The UK government has chosen the first beneficiaries of a £1 billion fund designed to kickstart the country’s carbon capture, utilisation, and storage (CCUS) industry.
HyNet North West and the East Coast Cluster CCUS projects in northern England were successful in their bid for a share of the funding, with the Scottish Cluster as a backup option if talks with either of the preferred contenders fall through.
The UK’s CCUS cluster sequencing process was launched this May, with the technology described by the government as essential in meeting its net zero targets.
Westminster aims to have at least two CCUS schemes up and running by the mid-2020s and four operational by 2030 at the latest.
According to the government, the technology has the potential to capture and store between 20 million and 30 million tonnes per annum of carbon dioxide by 2030, forming the foundation for future investment and potential export opportunities.
The Carbon Capture and Storage Association (CCSA), the trade body for the CCUS industry in the UK, has welcomed the announcement, following the government’s cluster sequencing competition.

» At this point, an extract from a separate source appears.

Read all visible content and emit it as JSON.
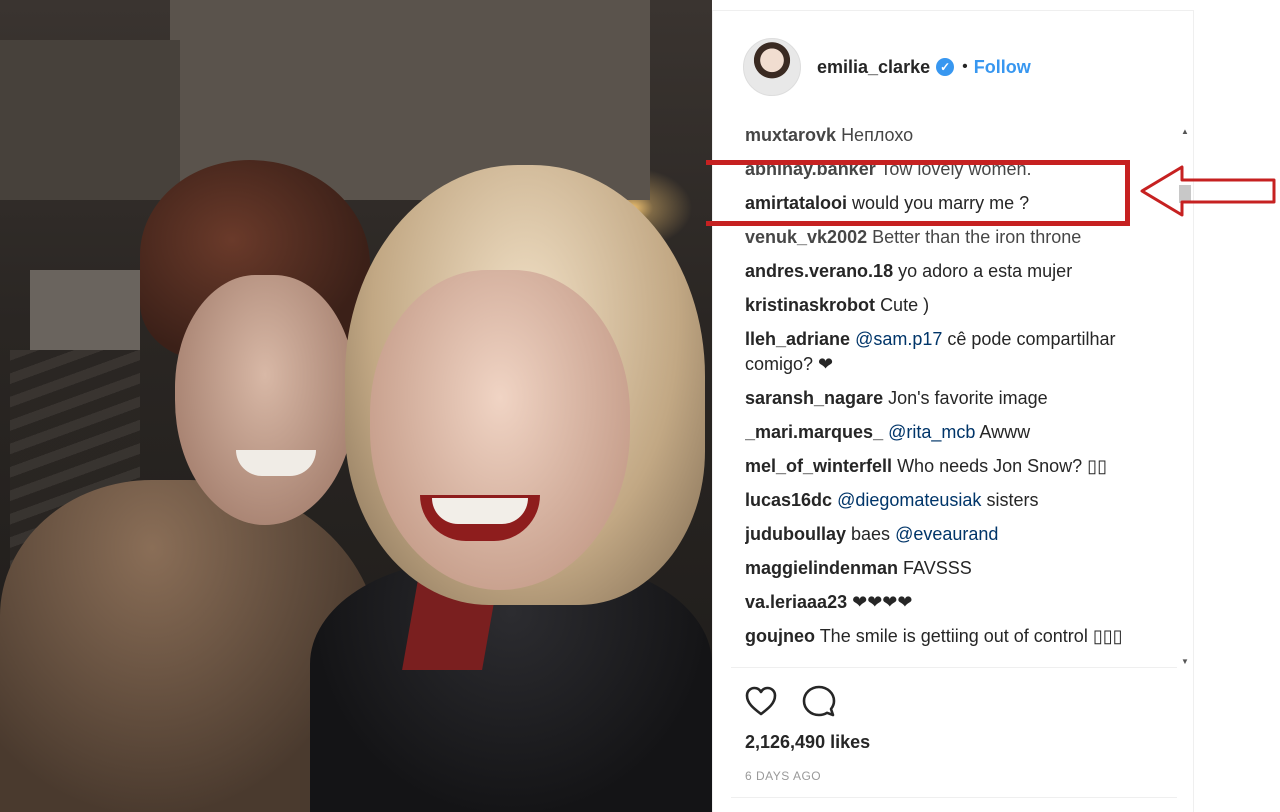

Ruth Herbert, Chief Executive of the CCSA said: “The UK has taken a significant step towards meeting its net zero target, by selecting the first projects that will start capturing and storing carbon dioxide in the mid-2020s. These first clusters will showcase the breadth of applications for CCUS; including industrial decarbonisation, clean hydrogen production and greenhouse gas removal – and will make a significant contribution to regional growth and levelling up in some of the UK’s key industrial heartlands.
“It is now absolutely critical that the industry has clarity over the long-term rollout of CCUS. If we are to achieve our climate goals, and the Climate Change Committee’s target of capturing 22 million tonnes of CO2 per year by 2030, the industry and wider supply chain need a clear line of sight to the future delivery of CCUS across the country. The CCSA looks forward to working with Government to bring forward the next phases of clusters.
“Ahead of next week’s Spending Review, we are calling for the Government to introduce a delivery plan for CCUS – setting annual spending budgets over the next decade to give the industry certainty to invest in projects now. As the UK prepares to host COP26 in November, we believe this commitment will send a strong signal that the UK is serious about meeting the Paris Agreement and becoming a global leader in this crucial planet-saving technology.”
David Parkin, Project Director for HyNet said: “We are delighted that HyNet has been selected to progress within Track 1 of the industrial decarbonisation Cluster Sequencing process.
“HyNet is led by the demand from organisations and stakeholders across the North West of England and North Wales, who all want to reduce carbon emissions to Net Zero.
“Carbon capture and storage is fundamental to decarbonising our industrial sector, and that is what HyNet delivers, safeguarding existing jobs across the region and creating around 6,000 new employment opportunities to support the levelling up of the UK. HyNet also kickstarts the Hydrogen economy.
“As one of the first industrial decarbonisation clusters, we will establish the blueprint to decarbonise our industry and position the UK as a low carbon global leader.”